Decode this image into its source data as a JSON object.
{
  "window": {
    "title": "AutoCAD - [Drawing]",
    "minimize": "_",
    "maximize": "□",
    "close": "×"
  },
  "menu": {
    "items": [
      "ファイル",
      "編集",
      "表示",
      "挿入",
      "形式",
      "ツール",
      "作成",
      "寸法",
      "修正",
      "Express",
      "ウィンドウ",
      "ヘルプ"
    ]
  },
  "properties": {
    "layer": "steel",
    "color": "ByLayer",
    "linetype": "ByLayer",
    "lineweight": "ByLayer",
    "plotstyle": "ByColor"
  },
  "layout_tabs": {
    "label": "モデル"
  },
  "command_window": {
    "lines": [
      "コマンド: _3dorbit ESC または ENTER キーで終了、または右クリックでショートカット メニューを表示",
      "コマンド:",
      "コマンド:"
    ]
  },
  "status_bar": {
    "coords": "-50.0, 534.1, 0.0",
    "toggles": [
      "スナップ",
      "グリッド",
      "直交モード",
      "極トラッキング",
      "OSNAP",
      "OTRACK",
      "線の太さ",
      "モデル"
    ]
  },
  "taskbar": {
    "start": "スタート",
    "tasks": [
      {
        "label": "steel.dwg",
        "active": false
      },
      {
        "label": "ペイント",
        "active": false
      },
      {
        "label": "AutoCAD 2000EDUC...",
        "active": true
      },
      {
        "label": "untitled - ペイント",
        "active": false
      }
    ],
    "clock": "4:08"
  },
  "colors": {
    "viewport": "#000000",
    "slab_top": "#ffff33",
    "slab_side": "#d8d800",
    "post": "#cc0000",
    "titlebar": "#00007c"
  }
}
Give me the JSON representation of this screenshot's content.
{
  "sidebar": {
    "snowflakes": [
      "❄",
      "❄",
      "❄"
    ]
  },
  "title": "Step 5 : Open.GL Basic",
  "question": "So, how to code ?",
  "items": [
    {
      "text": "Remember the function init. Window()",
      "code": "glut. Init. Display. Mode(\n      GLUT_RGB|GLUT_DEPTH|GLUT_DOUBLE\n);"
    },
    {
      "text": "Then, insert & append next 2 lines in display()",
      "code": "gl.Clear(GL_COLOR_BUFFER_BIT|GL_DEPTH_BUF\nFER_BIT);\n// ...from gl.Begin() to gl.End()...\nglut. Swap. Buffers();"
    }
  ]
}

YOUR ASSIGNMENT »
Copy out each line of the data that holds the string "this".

WRITTEN RESPONSE »
Decode this image into its source data as a JSON object.
Give me the JSON representation of this screenshot's content.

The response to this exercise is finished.